▶ **Provided entries**
◇ ◇ ◇
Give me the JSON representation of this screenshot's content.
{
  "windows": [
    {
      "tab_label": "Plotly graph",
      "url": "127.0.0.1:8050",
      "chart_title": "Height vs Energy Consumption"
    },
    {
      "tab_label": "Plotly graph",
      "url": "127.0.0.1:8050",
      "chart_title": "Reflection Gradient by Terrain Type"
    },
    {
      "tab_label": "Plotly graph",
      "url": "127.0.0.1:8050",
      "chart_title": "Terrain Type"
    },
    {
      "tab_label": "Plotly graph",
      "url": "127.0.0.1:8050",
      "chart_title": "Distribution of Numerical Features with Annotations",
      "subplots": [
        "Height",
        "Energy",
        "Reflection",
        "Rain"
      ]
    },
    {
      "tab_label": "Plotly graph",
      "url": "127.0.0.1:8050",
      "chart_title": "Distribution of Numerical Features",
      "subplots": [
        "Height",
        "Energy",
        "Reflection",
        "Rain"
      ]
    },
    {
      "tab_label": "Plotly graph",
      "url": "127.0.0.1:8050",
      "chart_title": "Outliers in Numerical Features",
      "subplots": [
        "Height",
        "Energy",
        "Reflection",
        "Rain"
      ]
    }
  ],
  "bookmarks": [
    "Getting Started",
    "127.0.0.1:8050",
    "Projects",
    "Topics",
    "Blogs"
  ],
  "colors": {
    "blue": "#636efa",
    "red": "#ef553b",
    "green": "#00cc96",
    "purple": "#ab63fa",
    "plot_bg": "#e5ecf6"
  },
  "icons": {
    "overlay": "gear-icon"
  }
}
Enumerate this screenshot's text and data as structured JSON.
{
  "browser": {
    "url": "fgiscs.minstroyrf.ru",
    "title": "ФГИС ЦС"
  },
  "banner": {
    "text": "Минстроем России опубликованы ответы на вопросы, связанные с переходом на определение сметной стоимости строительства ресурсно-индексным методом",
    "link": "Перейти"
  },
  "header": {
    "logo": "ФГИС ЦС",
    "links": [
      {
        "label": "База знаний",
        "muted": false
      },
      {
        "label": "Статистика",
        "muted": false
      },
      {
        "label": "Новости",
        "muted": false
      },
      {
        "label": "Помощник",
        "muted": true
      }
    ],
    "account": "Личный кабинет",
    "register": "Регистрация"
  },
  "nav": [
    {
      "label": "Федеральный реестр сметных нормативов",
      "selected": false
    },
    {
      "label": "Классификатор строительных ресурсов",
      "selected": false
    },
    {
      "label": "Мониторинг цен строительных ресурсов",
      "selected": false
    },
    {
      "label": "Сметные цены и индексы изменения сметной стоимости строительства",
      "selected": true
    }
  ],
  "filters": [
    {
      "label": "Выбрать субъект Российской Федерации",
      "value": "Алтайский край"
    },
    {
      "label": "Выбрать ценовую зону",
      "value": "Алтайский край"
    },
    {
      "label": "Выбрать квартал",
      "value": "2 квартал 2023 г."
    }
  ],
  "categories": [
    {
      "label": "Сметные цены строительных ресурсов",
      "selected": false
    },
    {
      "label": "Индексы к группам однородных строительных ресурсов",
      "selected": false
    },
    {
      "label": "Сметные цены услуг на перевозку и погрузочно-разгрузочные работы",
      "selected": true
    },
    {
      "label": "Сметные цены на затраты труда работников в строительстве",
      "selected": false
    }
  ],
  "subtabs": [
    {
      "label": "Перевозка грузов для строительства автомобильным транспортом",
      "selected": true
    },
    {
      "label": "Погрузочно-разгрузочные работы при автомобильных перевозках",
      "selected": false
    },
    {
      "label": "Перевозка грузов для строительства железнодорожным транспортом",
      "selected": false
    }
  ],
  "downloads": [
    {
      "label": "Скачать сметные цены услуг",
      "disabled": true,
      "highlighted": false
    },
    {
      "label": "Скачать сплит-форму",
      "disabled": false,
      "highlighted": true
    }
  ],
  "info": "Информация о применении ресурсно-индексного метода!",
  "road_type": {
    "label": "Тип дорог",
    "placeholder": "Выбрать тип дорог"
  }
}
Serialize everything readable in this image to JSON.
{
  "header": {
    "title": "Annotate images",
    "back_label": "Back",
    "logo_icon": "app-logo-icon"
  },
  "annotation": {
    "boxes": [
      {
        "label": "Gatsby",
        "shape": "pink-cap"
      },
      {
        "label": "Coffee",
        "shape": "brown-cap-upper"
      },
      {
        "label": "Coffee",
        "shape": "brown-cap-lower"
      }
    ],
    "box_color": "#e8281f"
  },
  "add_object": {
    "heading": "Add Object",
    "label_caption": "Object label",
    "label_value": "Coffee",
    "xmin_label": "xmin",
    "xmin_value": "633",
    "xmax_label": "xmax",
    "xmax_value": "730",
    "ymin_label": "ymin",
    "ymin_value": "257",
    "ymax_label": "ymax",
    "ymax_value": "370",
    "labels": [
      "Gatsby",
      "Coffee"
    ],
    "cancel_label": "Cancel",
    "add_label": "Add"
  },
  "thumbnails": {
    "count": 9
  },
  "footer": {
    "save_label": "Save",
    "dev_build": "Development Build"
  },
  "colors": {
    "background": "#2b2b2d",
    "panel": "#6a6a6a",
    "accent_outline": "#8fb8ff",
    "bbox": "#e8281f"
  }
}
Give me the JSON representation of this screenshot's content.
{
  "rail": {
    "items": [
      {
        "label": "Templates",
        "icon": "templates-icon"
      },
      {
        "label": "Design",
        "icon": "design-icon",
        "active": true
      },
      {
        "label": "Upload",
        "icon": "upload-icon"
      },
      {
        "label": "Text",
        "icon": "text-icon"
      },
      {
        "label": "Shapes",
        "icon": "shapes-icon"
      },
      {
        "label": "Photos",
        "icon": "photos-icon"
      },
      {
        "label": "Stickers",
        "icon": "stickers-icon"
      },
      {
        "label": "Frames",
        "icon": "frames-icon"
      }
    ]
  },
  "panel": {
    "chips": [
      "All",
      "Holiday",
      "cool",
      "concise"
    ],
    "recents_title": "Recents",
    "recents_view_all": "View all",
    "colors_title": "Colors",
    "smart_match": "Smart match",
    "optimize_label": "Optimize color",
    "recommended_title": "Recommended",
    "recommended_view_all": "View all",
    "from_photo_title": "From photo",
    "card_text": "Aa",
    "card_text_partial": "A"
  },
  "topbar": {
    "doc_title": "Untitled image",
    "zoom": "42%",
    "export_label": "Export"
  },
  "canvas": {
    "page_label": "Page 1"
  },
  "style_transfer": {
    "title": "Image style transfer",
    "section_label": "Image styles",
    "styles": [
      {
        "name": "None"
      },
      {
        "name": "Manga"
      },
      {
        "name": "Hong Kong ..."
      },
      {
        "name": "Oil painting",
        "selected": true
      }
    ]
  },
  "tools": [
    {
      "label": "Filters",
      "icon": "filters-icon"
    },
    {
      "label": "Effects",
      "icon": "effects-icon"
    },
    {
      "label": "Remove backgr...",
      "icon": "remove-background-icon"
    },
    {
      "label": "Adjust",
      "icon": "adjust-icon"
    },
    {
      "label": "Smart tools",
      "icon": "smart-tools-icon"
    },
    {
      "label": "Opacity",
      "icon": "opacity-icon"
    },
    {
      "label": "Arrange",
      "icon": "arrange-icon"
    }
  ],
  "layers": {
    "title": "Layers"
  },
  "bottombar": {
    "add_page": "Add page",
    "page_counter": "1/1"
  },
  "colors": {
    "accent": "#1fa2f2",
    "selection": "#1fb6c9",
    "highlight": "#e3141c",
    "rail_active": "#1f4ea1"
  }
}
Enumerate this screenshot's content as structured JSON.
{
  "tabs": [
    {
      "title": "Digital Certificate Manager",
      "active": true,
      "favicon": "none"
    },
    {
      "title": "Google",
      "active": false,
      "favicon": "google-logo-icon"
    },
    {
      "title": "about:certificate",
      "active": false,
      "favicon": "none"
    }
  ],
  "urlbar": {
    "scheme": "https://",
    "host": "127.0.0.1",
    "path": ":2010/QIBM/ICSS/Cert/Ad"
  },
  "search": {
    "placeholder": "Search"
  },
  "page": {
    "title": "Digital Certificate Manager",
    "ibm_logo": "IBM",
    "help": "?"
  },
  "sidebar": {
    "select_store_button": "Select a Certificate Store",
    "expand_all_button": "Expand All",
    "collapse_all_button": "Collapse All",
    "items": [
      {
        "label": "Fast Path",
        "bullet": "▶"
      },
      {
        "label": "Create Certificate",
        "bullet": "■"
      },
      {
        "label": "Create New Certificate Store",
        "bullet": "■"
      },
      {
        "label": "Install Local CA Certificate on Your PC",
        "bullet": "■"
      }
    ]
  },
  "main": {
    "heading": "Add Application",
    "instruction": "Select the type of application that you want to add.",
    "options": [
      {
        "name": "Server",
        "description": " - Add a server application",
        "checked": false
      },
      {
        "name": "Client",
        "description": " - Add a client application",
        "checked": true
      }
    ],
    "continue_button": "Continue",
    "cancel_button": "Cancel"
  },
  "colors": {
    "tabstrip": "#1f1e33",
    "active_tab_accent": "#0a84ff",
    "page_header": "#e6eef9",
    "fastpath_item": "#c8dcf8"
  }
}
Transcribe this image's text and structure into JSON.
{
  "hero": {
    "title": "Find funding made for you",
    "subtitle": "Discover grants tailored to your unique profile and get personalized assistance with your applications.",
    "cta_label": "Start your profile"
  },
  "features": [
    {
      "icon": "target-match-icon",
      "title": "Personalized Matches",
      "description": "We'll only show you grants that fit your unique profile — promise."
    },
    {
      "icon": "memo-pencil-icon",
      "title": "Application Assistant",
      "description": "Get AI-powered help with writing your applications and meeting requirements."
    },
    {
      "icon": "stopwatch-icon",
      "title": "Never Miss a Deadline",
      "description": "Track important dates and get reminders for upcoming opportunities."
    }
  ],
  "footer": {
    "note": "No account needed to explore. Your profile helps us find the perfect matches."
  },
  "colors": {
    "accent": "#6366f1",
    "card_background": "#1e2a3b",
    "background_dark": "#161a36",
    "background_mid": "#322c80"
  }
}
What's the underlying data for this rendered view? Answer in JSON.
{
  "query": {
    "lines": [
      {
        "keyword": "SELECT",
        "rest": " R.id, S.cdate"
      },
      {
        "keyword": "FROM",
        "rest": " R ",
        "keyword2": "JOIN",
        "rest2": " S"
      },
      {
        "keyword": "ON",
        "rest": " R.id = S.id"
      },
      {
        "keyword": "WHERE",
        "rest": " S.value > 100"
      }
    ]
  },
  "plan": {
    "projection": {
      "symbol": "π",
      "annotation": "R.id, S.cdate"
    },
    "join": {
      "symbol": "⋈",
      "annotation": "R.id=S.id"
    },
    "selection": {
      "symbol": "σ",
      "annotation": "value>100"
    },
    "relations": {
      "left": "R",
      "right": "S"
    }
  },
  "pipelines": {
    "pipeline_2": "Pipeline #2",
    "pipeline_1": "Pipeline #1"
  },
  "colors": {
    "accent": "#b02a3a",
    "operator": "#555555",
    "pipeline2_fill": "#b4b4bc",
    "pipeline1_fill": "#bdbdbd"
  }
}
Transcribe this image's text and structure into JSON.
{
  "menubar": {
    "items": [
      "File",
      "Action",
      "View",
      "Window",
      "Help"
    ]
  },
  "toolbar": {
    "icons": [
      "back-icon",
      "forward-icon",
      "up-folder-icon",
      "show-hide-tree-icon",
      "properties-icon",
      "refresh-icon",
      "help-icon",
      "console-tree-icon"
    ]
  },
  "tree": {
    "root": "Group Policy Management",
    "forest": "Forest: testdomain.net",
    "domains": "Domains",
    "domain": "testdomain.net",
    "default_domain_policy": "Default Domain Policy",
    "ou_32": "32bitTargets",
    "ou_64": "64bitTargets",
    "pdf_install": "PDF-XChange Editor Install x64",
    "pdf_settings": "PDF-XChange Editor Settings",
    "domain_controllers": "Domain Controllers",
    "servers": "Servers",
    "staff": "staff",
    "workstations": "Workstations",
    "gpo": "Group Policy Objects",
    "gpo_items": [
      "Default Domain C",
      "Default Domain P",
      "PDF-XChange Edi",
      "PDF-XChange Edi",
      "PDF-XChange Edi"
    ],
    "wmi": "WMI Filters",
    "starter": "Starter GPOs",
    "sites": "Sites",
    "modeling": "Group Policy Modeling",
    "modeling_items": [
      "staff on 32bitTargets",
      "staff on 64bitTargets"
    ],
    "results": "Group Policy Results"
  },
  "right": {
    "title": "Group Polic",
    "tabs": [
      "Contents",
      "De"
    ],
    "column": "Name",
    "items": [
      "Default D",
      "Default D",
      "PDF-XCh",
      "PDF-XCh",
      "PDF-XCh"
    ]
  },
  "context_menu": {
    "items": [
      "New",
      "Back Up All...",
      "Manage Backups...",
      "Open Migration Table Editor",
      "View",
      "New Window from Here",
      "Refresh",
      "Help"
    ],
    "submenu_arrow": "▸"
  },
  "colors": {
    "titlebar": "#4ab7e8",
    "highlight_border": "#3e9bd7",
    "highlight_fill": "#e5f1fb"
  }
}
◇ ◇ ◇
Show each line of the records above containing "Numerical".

      "chart_title": "Distribution of Numerical Features with Annotations",
      "chart_title": "Distribution of Numerical Features",
      "chart_title": "Outliers in Numerical Features",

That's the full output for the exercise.